**EXERCISE DATA**.
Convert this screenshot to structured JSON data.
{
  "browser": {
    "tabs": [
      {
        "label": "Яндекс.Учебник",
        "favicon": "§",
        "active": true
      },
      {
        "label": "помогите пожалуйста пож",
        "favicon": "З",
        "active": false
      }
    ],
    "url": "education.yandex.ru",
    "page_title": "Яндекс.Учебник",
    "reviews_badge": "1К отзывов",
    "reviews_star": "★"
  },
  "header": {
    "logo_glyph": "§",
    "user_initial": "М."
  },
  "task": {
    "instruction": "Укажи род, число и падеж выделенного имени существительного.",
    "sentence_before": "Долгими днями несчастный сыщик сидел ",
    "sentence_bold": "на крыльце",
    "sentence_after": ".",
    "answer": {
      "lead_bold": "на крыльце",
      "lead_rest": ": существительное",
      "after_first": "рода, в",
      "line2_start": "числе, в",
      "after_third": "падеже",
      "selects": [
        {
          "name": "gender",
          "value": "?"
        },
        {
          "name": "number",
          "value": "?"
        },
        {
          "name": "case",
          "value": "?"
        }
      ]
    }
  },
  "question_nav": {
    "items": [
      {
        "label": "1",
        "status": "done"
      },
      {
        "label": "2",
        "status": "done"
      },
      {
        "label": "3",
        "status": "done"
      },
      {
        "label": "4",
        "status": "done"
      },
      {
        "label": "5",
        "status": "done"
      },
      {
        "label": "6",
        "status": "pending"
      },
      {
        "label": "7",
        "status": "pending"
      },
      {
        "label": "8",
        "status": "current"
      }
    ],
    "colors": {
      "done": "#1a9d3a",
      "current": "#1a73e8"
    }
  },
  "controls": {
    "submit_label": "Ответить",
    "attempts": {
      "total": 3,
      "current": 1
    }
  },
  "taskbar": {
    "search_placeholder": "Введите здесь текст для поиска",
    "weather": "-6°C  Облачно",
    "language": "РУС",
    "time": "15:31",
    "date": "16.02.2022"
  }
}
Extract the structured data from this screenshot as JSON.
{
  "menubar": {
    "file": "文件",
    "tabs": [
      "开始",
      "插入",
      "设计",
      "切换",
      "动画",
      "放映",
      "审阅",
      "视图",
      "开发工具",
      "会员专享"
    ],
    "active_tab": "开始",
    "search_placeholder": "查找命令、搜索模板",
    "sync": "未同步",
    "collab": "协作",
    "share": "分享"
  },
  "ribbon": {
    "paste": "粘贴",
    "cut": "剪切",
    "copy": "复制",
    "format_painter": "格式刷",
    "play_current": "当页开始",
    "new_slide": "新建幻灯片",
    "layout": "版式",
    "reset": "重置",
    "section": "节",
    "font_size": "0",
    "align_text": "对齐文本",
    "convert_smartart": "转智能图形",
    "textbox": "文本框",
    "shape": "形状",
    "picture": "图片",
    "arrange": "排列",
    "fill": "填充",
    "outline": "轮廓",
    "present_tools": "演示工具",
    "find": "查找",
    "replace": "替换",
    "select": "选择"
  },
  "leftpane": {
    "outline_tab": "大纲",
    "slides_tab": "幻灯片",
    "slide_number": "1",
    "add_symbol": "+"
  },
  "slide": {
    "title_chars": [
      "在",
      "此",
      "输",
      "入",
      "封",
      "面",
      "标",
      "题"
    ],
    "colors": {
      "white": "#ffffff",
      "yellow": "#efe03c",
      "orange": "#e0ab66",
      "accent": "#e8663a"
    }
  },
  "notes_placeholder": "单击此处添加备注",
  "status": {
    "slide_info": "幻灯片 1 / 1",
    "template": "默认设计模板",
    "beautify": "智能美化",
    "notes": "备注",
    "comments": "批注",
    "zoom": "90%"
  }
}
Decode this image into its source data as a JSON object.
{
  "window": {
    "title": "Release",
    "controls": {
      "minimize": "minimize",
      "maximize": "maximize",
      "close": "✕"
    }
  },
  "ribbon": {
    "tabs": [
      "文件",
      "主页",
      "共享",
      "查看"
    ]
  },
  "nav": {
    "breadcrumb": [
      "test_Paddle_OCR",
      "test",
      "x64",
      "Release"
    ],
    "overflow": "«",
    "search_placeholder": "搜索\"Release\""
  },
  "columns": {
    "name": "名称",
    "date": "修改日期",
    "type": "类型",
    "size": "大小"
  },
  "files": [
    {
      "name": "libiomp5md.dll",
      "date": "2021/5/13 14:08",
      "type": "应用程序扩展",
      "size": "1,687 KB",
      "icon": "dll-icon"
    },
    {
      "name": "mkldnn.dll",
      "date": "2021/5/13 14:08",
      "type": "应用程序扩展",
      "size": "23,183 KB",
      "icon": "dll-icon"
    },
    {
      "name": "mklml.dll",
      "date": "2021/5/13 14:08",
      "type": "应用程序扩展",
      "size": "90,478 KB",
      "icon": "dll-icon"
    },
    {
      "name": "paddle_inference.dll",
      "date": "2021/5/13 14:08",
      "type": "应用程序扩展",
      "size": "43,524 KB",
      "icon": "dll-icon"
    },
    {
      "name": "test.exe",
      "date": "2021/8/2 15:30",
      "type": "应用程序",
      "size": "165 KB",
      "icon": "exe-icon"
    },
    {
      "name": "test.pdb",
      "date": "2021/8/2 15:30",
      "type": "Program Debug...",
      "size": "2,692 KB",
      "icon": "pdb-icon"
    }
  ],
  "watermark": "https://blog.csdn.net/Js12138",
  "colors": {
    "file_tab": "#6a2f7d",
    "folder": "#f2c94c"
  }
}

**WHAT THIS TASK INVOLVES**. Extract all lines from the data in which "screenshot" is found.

**SOLUTION TO THE EXERCISE**.
Convert this screenshot to structured JSON data.
Extract the structured data from this screenshot as JSON.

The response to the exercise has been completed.